*** Dataset content

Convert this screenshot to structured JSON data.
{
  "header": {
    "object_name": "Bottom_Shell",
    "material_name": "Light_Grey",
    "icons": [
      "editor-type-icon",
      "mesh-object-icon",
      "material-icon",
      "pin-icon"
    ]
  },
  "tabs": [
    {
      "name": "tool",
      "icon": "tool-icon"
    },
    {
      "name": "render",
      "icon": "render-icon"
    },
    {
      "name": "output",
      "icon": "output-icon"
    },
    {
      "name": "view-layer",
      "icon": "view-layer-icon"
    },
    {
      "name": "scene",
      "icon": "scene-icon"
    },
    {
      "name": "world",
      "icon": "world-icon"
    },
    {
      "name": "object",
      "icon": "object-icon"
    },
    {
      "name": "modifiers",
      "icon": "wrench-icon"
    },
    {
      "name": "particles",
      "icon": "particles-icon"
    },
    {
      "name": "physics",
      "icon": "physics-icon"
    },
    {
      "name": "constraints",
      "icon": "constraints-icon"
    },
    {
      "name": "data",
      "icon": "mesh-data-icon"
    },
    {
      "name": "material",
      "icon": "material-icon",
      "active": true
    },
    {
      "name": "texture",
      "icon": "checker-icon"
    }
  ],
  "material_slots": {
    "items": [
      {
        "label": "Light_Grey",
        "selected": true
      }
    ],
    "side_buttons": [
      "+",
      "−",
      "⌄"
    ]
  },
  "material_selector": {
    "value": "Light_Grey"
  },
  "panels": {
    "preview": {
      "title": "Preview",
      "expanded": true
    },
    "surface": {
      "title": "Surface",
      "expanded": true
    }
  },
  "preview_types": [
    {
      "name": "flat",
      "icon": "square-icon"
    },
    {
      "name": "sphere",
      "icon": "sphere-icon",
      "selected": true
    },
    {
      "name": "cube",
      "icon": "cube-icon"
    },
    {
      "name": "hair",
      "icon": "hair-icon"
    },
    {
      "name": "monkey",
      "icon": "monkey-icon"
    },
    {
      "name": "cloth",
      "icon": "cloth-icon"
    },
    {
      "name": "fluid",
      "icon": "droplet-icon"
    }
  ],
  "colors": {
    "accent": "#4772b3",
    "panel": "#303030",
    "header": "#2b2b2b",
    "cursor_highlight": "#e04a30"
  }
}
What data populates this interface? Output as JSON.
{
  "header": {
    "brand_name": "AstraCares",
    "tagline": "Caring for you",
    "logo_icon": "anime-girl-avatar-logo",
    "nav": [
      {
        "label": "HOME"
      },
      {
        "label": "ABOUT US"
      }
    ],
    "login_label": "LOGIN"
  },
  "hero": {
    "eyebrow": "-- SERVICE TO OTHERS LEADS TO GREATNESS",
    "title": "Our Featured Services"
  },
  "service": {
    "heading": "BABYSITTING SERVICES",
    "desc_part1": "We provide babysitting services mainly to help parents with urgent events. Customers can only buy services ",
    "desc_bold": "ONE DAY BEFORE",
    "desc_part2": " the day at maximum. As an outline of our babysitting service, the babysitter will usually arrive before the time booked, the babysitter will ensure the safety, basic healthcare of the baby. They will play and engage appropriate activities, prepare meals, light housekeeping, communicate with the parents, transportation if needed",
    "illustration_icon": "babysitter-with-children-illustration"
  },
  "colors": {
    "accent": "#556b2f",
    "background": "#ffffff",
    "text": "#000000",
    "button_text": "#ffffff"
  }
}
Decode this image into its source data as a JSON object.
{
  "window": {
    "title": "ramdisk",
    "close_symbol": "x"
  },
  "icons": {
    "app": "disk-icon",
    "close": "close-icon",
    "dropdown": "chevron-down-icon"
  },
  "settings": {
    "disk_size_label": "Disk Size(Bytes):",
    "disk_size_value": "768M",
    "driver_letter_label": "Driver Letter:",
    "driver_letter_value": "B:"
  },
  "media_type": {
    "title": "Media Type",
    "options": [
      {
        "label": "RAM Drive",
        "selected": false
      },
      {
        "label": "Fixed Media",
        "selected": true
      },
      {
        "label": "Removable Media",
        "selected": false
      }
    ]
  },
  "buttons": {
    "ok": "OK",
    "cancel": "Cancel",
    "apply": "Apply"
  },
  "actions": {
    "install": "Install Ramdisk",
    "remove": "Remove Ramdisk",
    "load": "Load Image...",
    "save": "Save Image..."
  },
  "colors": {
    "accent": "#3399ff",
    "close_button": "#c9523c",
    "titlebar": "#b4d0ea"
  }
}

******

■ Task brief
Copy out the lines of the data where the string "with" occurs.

■ Answer space
    "desc_part1": "We provide babysitting services mainly to help parents with urgent events. Customers can only buy services ",
    "desc_part2": " the day at maximum. As an outline of our babysitting service, the babysitter will usually arrive before the time booked, the babysitter will ensure the safety, basic healthcare of the baby. They will play and engage appropriate activities, prepare meals, light housekeeping, communicate with the parents, transportation if needed",
    "illustration_icon": "babysitter-with-children-illustration"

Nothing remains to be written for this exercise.